Facebook Twitter Tumblr Close Skip to main content
A Project of The Annenberg Public Policy Center

Biden’s Job Growth Chart Ignores Impact of Pandemic

Para leer en español, vea esta traducción de Google Translate.

Since President Joe Biden took office, the economy has added nearly 14.8 million jobs, 5.4 million more than the pre-pandemic peak in early 2020. All told, it’s an average monthly job growth of more than 400,000. But Biden misleadingly contrasts that with a loss of jobs under former President Donald Trump — a loss that occurred because of the COVID-19 pandemic.

Employment under Trump was positive until the economy lost 20.5 million jobs in April 2020, as efforts to slow the spread of the novel coronavirus led to business closures and layoffs. By the time Trump left office in January 2021, employment had partly rebounded, but was still 9.4 million jobs below the February 2020 peak, according to the official figures from the Bureau of Labor Statistics.

In a Feb. 3 post on X, formerly known as Twitter, Biden said, “The last guy had the worst jobs record since the Great Depression,” including a chart that showed a monthly average loss of 57,000 jobs under Trump. “Our record is a little different,” Biden boasted, with his graphic revealing a monthly average growth of 409,000 jobs under his presidency. (We actually calculate the average at 411,000.)

The chart also shows monthly job growth under Biden is significantly higher than that under other presidents, going back to Ronald Reagan. The closest president to Biden is Bill Clinton, with 239,000 average monthly job growth during his two terms in office.

It’s no surprise that Biden is touting the robust job numbers on his watch — any president would. But the comparison with Trump is missing some glaringly obvious context. The average monthly job growth under Trump was 180,000 per month before the pandemic hit.
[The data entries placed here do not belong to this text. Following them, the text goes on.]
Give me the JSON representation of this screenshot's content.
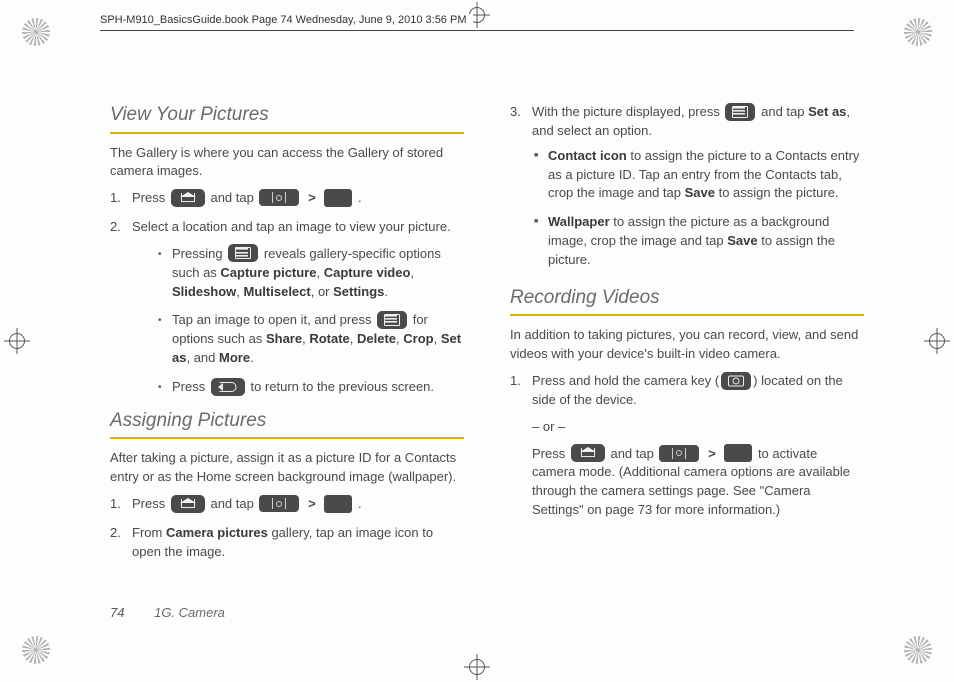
{
  "header": "SPH-M910_BasicsGuide.book  Page 74  Wednesday, June 9, 2010  3:56 PM",
  "footer": {
    "page": "74",
    "chapter": "1G. Camera"
  },
  "s1": {
    "title": "View Your Pictures",
    "intro": "The Gallery is where you can access the Gallery of stored camera images.",
    "step1a": "Press ",
    "step1b": " and tap ",
    "step1c": ".",
    "step2": "Select a location and tap an image to view your picture.",
    "b1a": "Pressing ",
    "b1b": " reveals gallery-specific options such as ",
    "opt_capture_pic": "Capture picture",
    "opt_capture_vid": "Capture video",
    "opt_slideshow": "Slideshow",
    "opt_multiselect": "Multiselect",
    "or": ", or ",
    "opt_settings": "Settings",
    "b2a": "Tap an image to open it, and press ",
    "b2b": " for options such as ",
    "opt_share": "Share",
    "opt_rotate": "Rotate",
    "opt_delete": "Delete",
    "opt_crop": "Crop",
    "opt_setas": "Set as",
    "and": ", and ",
    "opt_more": "More",
    "b3a": "Press ",
    "b3b": " to return to the previous screen."
  },
  "s2": {
    "title": "Assigning Pictures",
    "intro": "After taking a picture, assign it as a picture ID for a Contacts entry or as the Home screen background image (wallpaper).",
    "step1a": "Press ",
    "step1b": " and tap ",
    "step1c": ".",
    "step2a": "From ",
    "step2_gal": "Camera pictures",
    "step2b": " gallery, tap an image icon to open the image."
  },
  "s3": {
    "step3a": "With the picture displayed, press ",
    "step3b": " and tap ",
    "step3_setas": "Set as",
    "step3c": ", and select an option.",
    "ci_label": "Contact icon",
    "ci_text": " to assign the picture to a Contacts entry as a picture ID. Tap an entry from the Contacts tab, crop the image and tap ",
    "save": "Save",
    "ci_text2": " to assign the picture.",
    "wp_label": "Wallpaper",
    "wp_text": " to assign the picture as a background image, crop the image and tap ",
    "wp_text2": " to assign the picture."
  },
  "s4": {
    "title": "Recording Videos",
    "intro": "In addition to taking pictures, you can record, view, and send videos with your device's built-in video camera.",
    "step1a": "Press and hold the camera key (",
    "step1b": ") located on the side of the device.",
    "or": "– or –",
    "alt1a": "Press ",
    "alt1b": " and tap ",
    "alt1c": "  to activate camera mode. (Additional camera options are available through the camera settings page. See \"Camera Settings\" on page 73 for more information.)"
  },
  "gt": ">"
}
We can’t predict what would have happened if not for the pandemic, but the circumstances were highly unusual.

The comparison in Biden’s chart is “unfair,” Douglas Holtz-Eakin, an economist, president of the “center-right” American Action Forum and a former director of the Congressional Budget Office, told us, noting the more than 20 million jobs lost in April 2020. “That’s 10 times more than we have ever lost in a single month.” That wasn’t “Trump’s fault.”
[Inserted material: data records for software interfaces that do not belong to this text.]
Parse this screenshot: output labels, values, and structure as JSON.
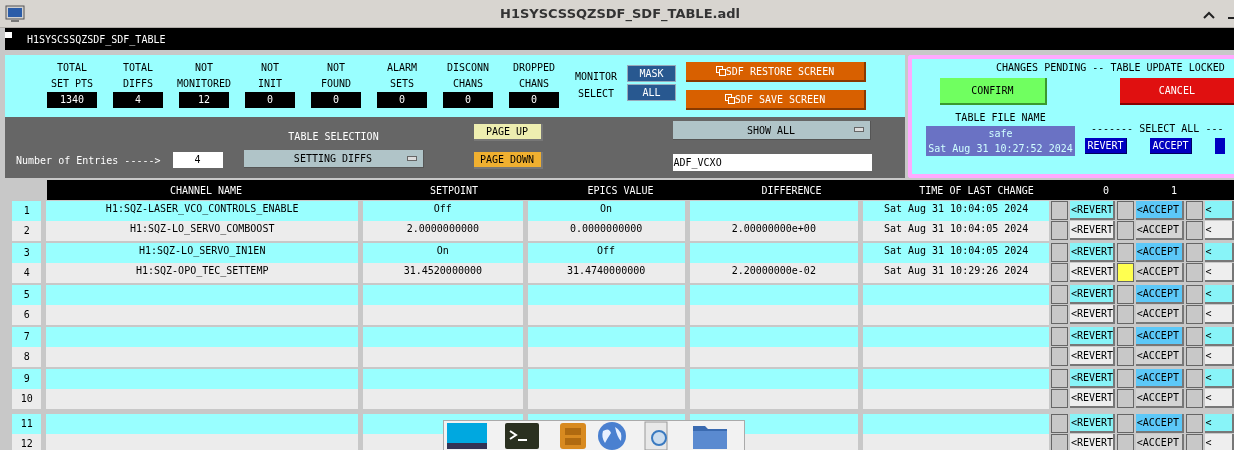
{
  "window": {
    "title": "H1SYSCSSQZSDF_SDF_TABLE.adl"
  },
  "screen_title": "H1SYSCSSQZSDF_SDF_TABLE",
  "counters": [
    {
      "label_lines": [
        "TOTAL",
        "SET PTS"
      ],
      "value": "1340"
    },
    {
      "label_lines": [
        "TOTAL",
        "DIFFS"
      ],
      "value": "4"
    },
    {
      "label_lines": [
        "NOT",
        "MONITORED"
      ],
      "value": "12"
    },
    {
      "label_lines": [
        "NOT",
        "INIT"
      ],
      "value": "0"
    },
    {
      "label_lines": [
        "NOT",
        "FOUND"
      ],
      "value": "0"
    },
    {
      "label_lines": [
        "ALARM",
        "SETS"
      ],
      "value": "0"
    },
    {
      "label_lines": [
        "DISCONN",
        "CHANS"
      ],
      "value": "0"
    },
    {
      "label_lines": [
        "DROPPED",
        "CHANS"
      ],
      "value": "0"
    }
  ],
  "monitor_select": {
    "label_lines": [
      "MONITOR",
      "SELECT"
    ],
    "buttons": [
      "MASK",
      "ALL"
    ]
  },
  "screen_buttons": [
    "SDF RESTORE SCREEN",
    "SDF SAVE SCREEN"
  ],
  "entries": {
    "label": "Number of Entries ----->",
    "value": "4"
  },
  "table_selection": {
    "label": "TABLE SELECTION",
    "value": "SETTING DIFFS"
  },
  "page_buttons": [
    {
      "label": "PAGE UP",
      "kind": "up"
    },
    {
      "label": "PAGE DOWN",
      "kind": "down"
    }
  ],
  "show_menu": {
    "value": "SHOW ALL"
  },
  "filter_field": {
    "value": "ADF_VCXO"
  },
  "pending": {
    "message": "CHANGES PENDING -- TABLE UPDATE LOCKED",
    "confirm": "CONFIRM",
    "cancel": "CANCEL",
    "file_label": "TABLE FILE NAME",
    "file_name": "safe",
    "file_time": "Sat Aug 31 10:27:52 2024",
    "select_all_label": "------- SELECT ALL ---",
    "select_buttons": [
      "REVERT",
      "ACCEPT"
    ]
  },
  "table": {
    "columns": [
      "CHANNEL NAME",
      "SETPOINT",
      "EPICS VALUE",
      "DIFFERENCE",
      "TIME OF LAST CHANGE",
      "0",
      "1"
    ],
    "rows": [
      {
        "index": "1",
        "channel": "H1:SQZ-LASER_VCO_CONTROLS_ENABLE",
        "setpoint": "Off",
        "epics_value": "On",
        "time": "Sat Aug 31 10:04:05 2024",
        "actions": [
          {
            "label": "<REVERT",
            "checked": false
          },
          {
            "label": "<ACCEPT",
            "checked": false
          },
          {
            "label": "<",
            "checked": false
          }
        ]
      },
      {
        "index": "2",
        "channel": "H1:SQZ-LO_SERVO_COMBOOST",
        "setpoint": "2.0000000000",
        "epics_value": "0.0000000000",
        "difference": "2.00000000e+00",
        "time": "Sat Aug 31 10:04:05 2024",
        "actions": [
          {
            "label": "<REVERT",
            "checked": false
          },
          {
            "label": "<ACCEPT",
            "checked": false
          },
          {
            "label": "<",
            "checked": false
          }
        ]
      },
      {
        "index": "3",
        "channel": "H1:SQZ-LO_SERVO_IN1EN",
        "setpoint": "On",
        "epics_value": "Off",
        "time": "Sat Aug 31 10:04:05 2024",
        "actions": [
          {
            "label": "<REVERT",
            "checked": false
          },
          {
            "label": "<ACCEPT",
            "checked": false
          },
          {
            "label": "<",
            "checked": false
          }
        ]
      },
      {
        "index": "4",
        "channel": "H1:SQZ-OPO_TEC_SETTEMP",
        "setpoint": "31.4520000000",
        "epics_value": "31.4740000000",
        "difference": "2.20000000e-02",
        "time": "Sat Aug 31 10:29:26 2024",
        "actions": [
          {
            "label": "<REVERT",
            "checked": false
          },
          {
            "label": "<ACCEPT",
            "checked": true
          },
          {
            "label": "<",
            "checked": false
          }
        ]
      },
      {
        "index": "5",
        "actions": [
          {
            "label": "<REVERT",
            "checked": false
          },
          {
            "label": "<ACCEPT",
            "checked": false
          },
          {
            "label": "<",
            "checked": false
          }
        ]
      },
      {
        "index": "6",
        "actions": [
          {
            "label": "<REVERT",
            "checked": false
          },
          {
            "label": "<ACCEPT",
            "checked": false
          },
          {
            "label": "<",
            "checked": false
          }
        ]
      },
      {
        "index": "7",
        "actions": [
          {
            "label": "<REVERT",
            "checked": false
          },
          {
            "label": "<ACCEPT",
            "checked": false
          },
          {
            "label": "<",
            "checked": false
          }
        ]
      },
      {
        "index": "8",
        "actions": [
          {
            "label": "<REVERT",
            "checked": false
          },
          {
            "label": "<ACCEPT",
            "checked": false
          },
          {
            "label": "<",
            "checked": false
          }
        ]
      },
      {
        "index": "9",
        "actions": [
          {
            "label": "<REVERT",
            "checked": false
          },
          {
            "label": "<ACCEPT",
            "checked": false
          },
          {
            "label": "<",
            "checked": false
          }
        ]
      },
      {
        "index": "10",
        "actions": [
          {
            "label": "<REVERT",
            "checked": false
          },
          {
            "label": "<ACCEPT",
            "checked": false
          },
          {
            "label": "<",
            "checked": false
          }
        ]
      },
      {
        "index": "11",
        "actions": [
          {
            "label": "<REVERT",
            "checked": false
          },
          {
            "label": "<ACCEPT",
            "checked": false
          },
          {
            "label": "<",
            "checked": false
          }
        ]
      },
      {
        "index": "12",
        "actions": [
          {
            "label": "<REVERT",
            "checked": false
          },
          {
            "label": "<ACCEPT",
            "checked": false
          },
          {
            "label": "<",
            "checked": false
          }
        ]
      }
    ]
  }
}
The country gained nearly 3 million jobs back in May 2020. “Trump didn’t do anything special,” said Holtz-Eakin, who was an adviser to the late Sen. John McCain’s 2008 presidential campaign. “We started to recover. … We especially recovered in 2021 when Biden happened to take office,” a recovery that “was going to happen no matter who became president.”

Mark Zandi, chief economist of Moody’s Analytics, whose work has often been cited by the White House, told us Biden deserved “significant credit” for the strong job performance. “I think it is fair to say that job market recovery from the pandemic under President Biden has been astounding, and significantly better than anticipated when he took office.”

Zandi pointed to the American Rescue Plan, a $1.9 trillion pandemic relief measure signed into law by Biden in March 2021. “Without that massive fiscal support, it would have take much longer for the economy to fully recover,” Zandi said, citing a February 2022 Moody’s report that estimated it would have taken an additional year to recover the jobs lost because of the pandemic without the ARP.

By June 2022, employment hit and slightly surpassed the pre-pandemic peak. Since then, the job growth under Biden has been an average of 282,000 per month — that’s still 100,000 more than the pre-pandemic average under Trump.

Biden’s chart, titled “Jobs Created by President,” also leaves the misleading impression that presidents are responsible for all the job creation, or loss, during their time in office. But there are many economic factors outside the control of a president (see: COVID-19).

“Presidents deserve very little credit, and presidents typically deserve very little blame” for the employment figures on their watch, Holtz-Eakin said. But the “standard practice” is to attribute such measures to the president, something presidential candidates have to accept.

One other issue with Biden’s chart: Looking at the percentage job growth, rather than the raw numbers as the chart does, would account for population growth. And by percentage of job growth, Clinton’s 20.9% growth, over two terms, is well ahead of Biden’s 10.3% so far.

Editor’s note: FactCheck.org does not accept advertising. We rely on grants and individual donations from people like you. Please consider a donation. Credit card donations may be made through our “Donate” page. If you prefer to give by check, send to: FactCheck.org, Annenberg Public Policy Center, 202 S. 36th St., Philadelphia, PA 19104.